 Florida, 5 FLRA 441 (1981) (Union Proposal 4).
 
    With respect to the criterion found at section 2424.11(c), the Agency
 asserts that the DoD and Army regulations constitute a nondiscretionary
 implementation of a mandate of binding Government-wide regulations, that
 is, the OSHA regulations.  However, the OSHA regulations do not require
 employees to participate in medical examinations.  Therefore, the
 Agency's contention that Provision 1 conflicts with regulations which
 meet the compelling need standard set forth in section 2424.11(c) is
 rejected.
 
    The Agency makes the same arguments as to its need for its regulatory
 provisions which allow it access to the results of the medical
 examinations conducted on employees.  Because the OSHA regulations and
 the Act do require Agency access, it follows that the Agency's
 regulations reflecting this requirements are essential to the
 accomplishment of its mission and function and also implement, in a
 nondiscretionary manner, a mandate to the Agency under law.  Therefore,
 we conclude that Provision 2 conflicts with an agency regulation for
 which a compelling need exists.
 
                              V.  Conclusion
 
    The Authority finds that the petition is not moot.  We further find
 that Provision 1 does not conflict with the Occupational Safety and
 Health Act, the Occupational Safety and Health Administration
 regulations, or an agency regulation for which a compelling need exists.
  It is within the duty to bargain.  Provision 2 interfers with the
 Agency's obligation under the Occupational Safety and Health Act and the
 Occuprational Safety and Health Administration regulations to maintain
 specified records.  It, therefore, conflicts with a Federal law and a
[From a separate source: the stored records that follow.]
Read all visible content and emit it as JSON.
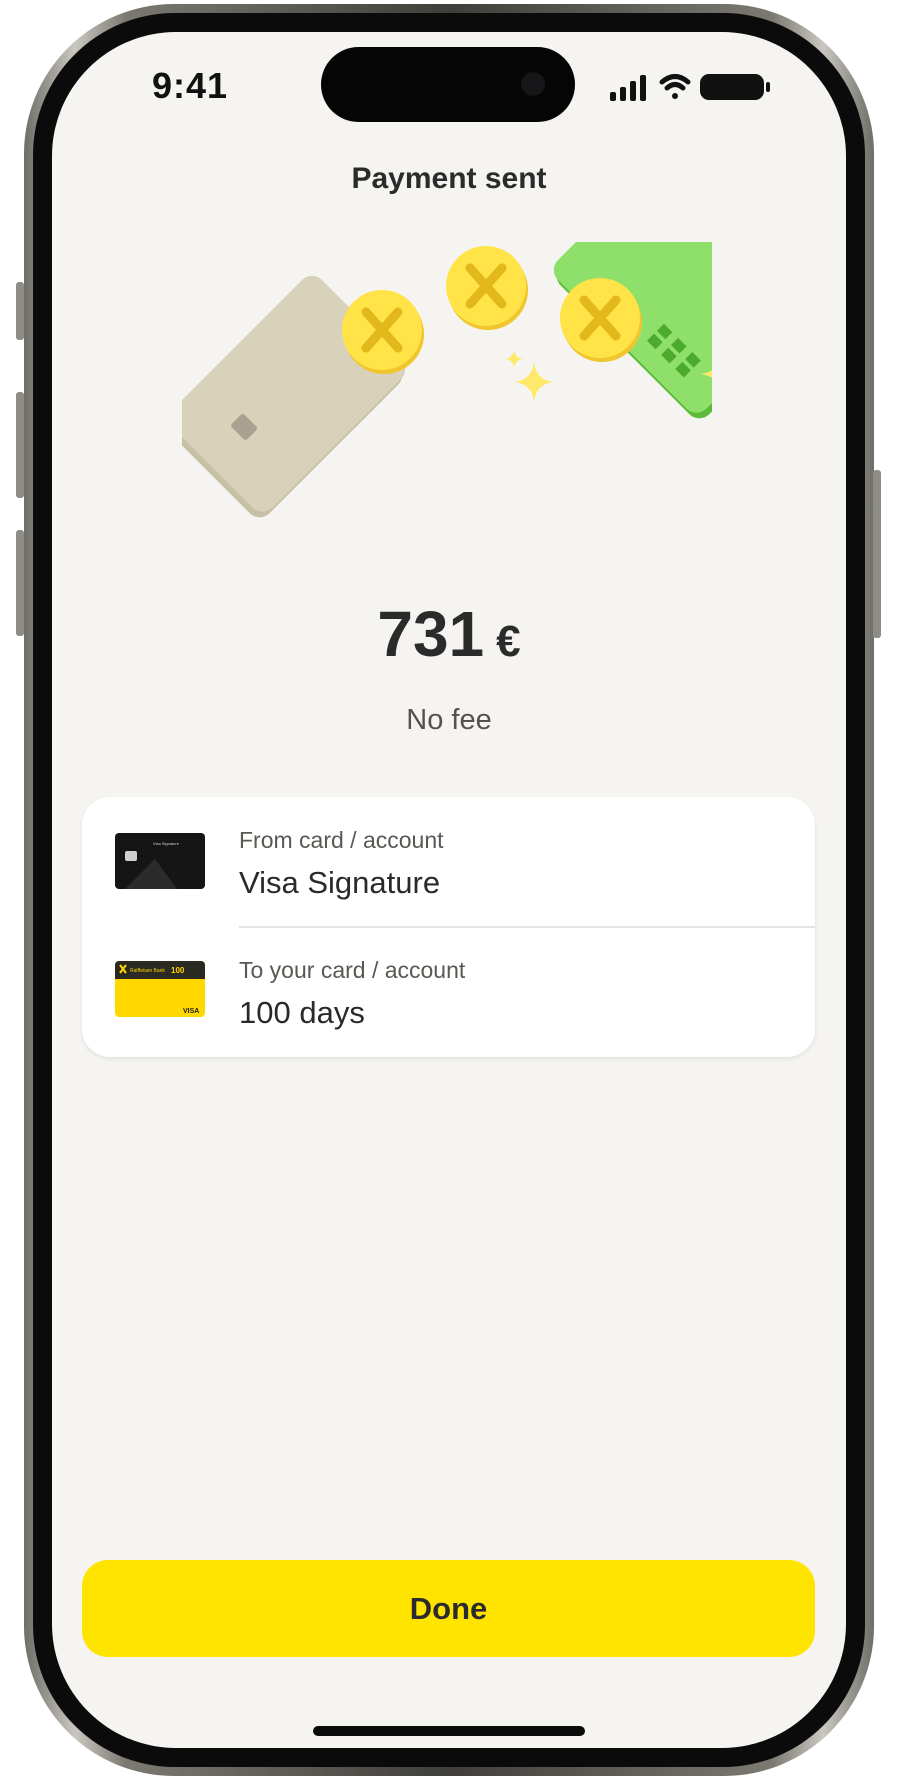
{
  "status_bar": {
    "time": "9:41"
  },
  "header": {
    "title": "Payment sent"
  },
  "payment": {
    "amount": "731",
    "currency": "€",
    "fee_text": "No fee"
  },
  "details": {
    "from": {
      "label": "From card / account",
      "value": "Visa Signature",
      "card_image": "black-visa-signature-card",
      "card_name_text": "Visa Signature"
    },
    "to": {
      "label": "To your card / account",
      "value": "100 days",
      "card_image": "yellow-raiffeisen-100-days-card",
      "bank_text": "Raiffeisen Bank",
      "badge_text": "100",
      "network_text": "VISA"
    }
  },
  "actions": {
    "done_label": "Done"
  },
  "colors": {
    "background": "#f5f4f1",
    "accent": "#ffe400",
    "coin": "#ffe347",
    "card_green": "#8ee06a",
    "card_beige": "#d9d2bb",
    "text_primary": "#2b2b2b",
    "text_secondary": "#5b5853"
  },
  "icons": [
    "cellular-signal-icon",
    "wifi-icon",
    "battery-icon",
    "sparkle-icon",
    "coin-icon"
  ]
}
 Government-wide rule or regulation.  Additionally, it conflicts with
 agency regulations for which a compelling need exists.  It is not within
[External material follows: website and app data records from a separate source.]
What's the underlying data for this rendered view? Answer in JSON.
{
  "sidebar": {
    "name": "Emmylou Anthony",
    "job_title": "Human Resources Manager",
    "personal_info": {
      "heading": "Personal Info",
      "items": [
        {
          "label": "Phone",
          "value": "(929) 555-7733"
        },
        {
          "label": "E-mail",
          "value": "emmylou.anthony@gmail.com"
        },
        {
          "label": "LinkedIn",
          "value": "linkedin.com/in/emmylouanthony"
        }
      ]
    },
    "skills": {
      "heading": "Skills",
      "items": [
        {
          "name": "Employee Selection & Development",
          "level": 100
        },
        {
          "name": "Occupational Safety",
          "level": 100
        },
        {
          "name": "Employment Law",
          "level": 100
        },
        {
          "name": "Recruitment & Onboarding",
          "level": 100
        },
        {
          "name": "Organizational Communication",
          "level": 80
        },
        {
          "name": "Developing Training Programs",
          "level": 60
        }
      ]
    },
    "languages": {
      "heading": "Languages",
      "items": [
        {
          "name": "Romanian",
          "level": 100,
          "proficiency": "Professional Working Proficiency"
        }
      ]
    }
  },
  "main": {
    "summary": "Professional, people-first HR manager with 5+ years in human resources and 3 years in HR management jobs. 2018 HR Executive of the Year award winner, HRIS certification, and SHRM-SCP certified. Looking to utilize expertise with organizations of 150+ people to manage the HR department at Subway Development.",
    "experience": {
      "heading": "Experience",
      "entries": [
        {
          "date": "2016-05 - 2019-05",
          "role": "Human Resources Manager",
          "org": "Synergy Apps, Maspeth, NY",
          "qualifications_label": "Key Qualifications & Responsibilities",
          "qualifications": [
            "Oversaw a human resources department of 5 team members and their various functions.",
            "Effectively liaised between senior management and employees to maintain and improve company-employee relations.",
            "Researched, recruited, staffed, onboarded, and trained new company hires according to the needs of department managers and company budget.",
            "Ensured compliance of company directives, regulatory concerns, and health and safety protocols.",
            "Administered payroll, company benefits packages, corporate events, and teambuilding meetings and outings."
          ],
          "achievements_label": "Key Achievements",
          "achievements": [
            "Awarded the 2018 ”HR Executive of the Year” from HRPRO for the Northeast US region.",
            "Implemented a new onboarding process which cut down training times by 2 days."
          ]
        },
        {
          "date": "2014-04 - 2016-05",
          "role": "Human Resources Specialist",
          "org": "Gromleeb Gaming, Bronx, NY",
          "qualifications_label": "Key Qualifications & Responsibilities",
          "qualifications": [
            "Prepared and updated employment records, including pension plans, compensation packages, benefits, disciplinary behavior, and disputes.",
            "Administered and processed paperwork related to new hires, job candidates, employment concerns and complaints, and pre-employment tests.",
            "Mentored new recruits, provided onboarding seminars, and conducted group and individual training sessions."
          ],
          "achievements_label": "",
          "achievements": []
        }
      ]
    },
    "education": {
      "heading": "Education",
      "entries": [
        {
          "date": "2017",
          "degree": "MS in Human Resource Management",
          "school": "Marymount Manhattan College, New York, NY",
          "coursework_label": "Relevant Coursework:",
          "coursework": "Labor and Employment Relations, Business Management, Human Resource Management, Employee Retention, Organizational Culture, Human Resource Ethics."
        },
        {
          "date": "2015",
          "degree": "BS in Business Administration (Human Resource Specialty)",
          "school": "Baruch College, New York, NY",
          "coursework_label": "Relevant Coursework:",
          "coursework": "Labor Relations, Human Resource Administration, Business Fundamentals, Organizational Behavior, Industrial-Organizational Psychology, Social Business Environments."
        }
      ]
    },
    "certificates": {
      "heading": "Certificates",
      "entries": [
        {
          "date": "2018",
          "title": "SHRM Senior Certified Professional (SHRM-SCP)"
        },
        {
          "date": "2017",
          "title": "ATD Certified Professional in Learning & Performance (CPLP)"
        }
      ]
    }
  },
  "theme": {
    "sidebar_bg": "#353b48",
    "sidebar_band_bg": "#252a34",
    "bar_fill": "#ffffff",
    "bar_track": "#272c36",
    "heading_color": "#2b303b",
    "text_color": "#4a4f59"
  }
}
 the duty to bargain.
 
                                VI.  Order
 
    Accordingly, pursuant to section 2424.10 of the Authority's Rules and
 Regulations, IT IS ORDERED that the Agency head shall rescind his
 disapproval of Provision 1 which was bargained on and agreed to by the
 parties at the local level.  /7/ IT IS FURTHER ORDERED that the Union's
 petition for review insofar as it relates to Provision 2 be, and it
 hereby is, dismissed.
 
    Issued Washington, D.C., July 11, 1986.
 
                                       /s/ Jerry L. Calhoun, Chairman
                                       /s/ Henry B. Frazier III, Member
                                       FEDERAL LABOR RELATIONS AUTHORITY
 
 
 
 
 
                ---------------  FOOTNOTES$ ---------------
 
 
 
    (1) Executive Order No. 12196, Occupational Safety and Health
 Programs for Federal Employees, implements many of the provisions of 29
 U.S.C. Section 668, a portion of the Act which specifically applies to
 the Federal sector.  As to how the provisions of the Act and the OSHA
 regulations apply to the Federal sector, see 29 U.S.C. Section 668,
 Executive Order No. 12196 and 29 CFR Part 1960 (1985).
 
    (2) 29 CFR 1910.1025.
 
    (3) The explanatory material accompanying the issurance of that
 standard states:
 
          Upon completion of initial air monitoring, the employer must
       begin the medical surveillance program for all covered employees.
       The standard does not make participation in the medical
       surveillance program mandatory for the employee.  The employer's
       obligation is to "provide" and "make available" the medical tests
       and procedures as required.  Where employee confidence in the
       medical program exists, refusal to participate should be minimal.
       (See discussion of mandatory medical examinations in the M(edical)
       R(emoval) P(rotection) Attachment.)
 
    43 Fed. Reg. 52952, 52996 (1978).
 
    (4) Although 29 CFR 1960.17 permits adoption by agencies of altern